• _Task statement_:
List the lines of this listing that hold the word "icon".

****

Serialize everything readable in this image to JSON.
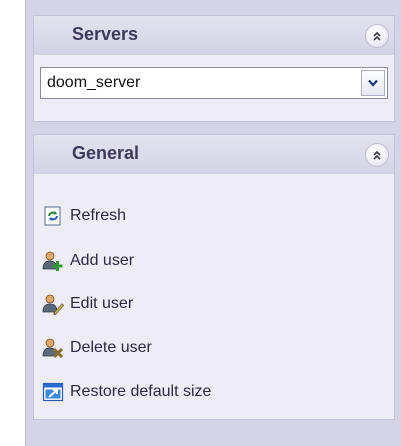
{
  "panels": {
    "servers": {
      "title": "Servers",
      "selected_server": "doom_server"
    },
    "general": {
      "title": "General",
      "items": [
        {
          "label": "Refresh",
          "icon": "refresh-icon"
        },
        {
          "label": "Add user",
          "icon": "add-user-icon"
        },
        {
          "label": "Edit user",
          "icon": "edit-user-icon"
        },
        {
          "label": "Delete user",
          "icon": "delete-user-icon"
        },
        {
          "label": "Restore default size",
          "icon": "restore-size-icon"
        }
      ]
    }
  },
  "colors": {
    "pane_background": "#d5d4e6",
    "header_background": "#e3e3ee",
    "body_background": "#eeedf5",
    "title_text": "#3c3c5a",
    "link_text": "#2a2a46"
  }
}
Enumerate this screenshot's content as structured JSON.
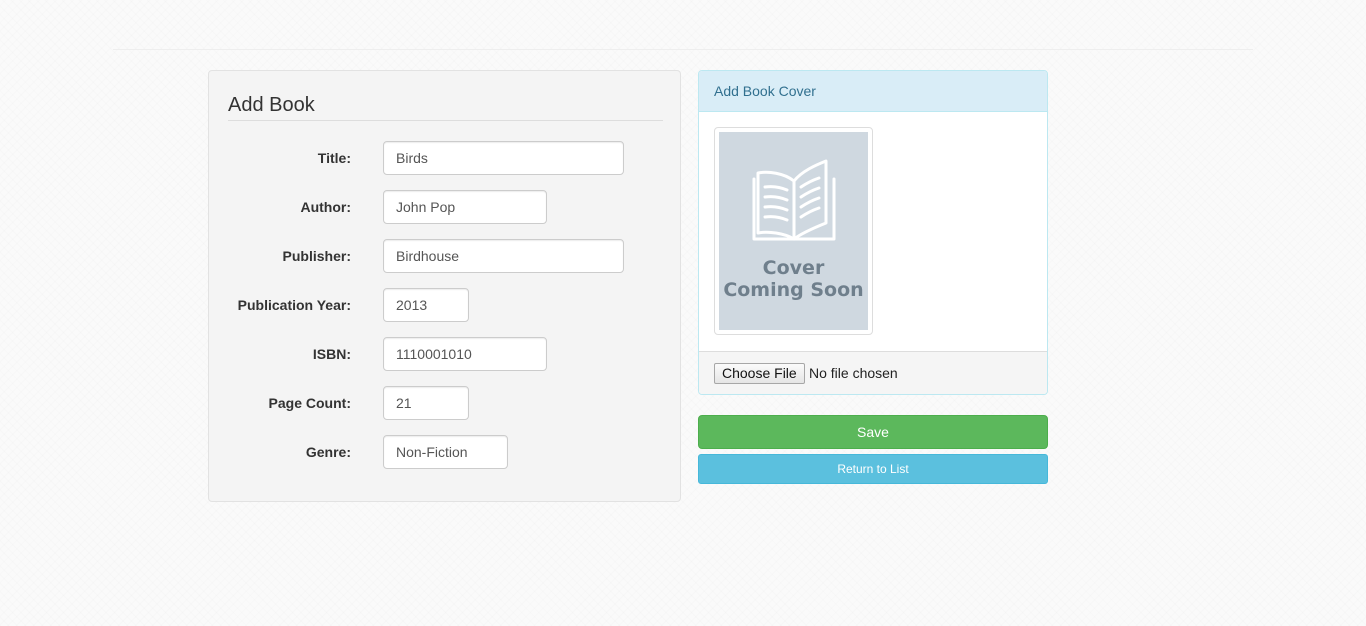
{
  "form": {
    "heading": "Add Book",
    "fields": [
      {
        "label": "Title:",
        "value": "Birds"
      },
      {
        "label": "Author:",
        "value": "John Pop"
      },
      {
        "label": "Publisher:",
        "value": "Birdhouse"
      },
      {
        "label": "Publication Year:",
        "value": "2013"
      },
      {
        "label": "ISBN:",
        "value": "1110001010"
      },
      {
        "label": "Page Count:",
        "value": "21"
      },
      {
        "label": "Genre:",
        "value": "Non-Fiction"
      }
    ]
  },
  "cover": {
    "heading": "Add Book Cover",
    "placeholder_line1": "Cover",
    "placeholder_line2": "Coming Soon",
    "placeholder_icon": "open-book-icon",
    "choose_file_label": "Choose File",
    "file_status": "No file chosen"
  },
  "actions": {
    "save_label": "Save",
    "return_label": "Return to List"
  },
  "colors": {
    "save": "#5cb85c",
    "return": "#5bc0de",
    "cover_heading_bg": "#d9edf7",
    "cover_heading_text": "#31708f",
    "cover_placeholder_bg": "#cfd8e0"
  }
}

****

• _Answer for this exercise_:
          "icon": "refresh-icon"
          "icon": "add-user-icon"
          "icon": "edit-user-icon"
          "icon": "delete-user-icon"
          "icon": "restore-size-icon"
    "placeholder_icon": "open-book-icon",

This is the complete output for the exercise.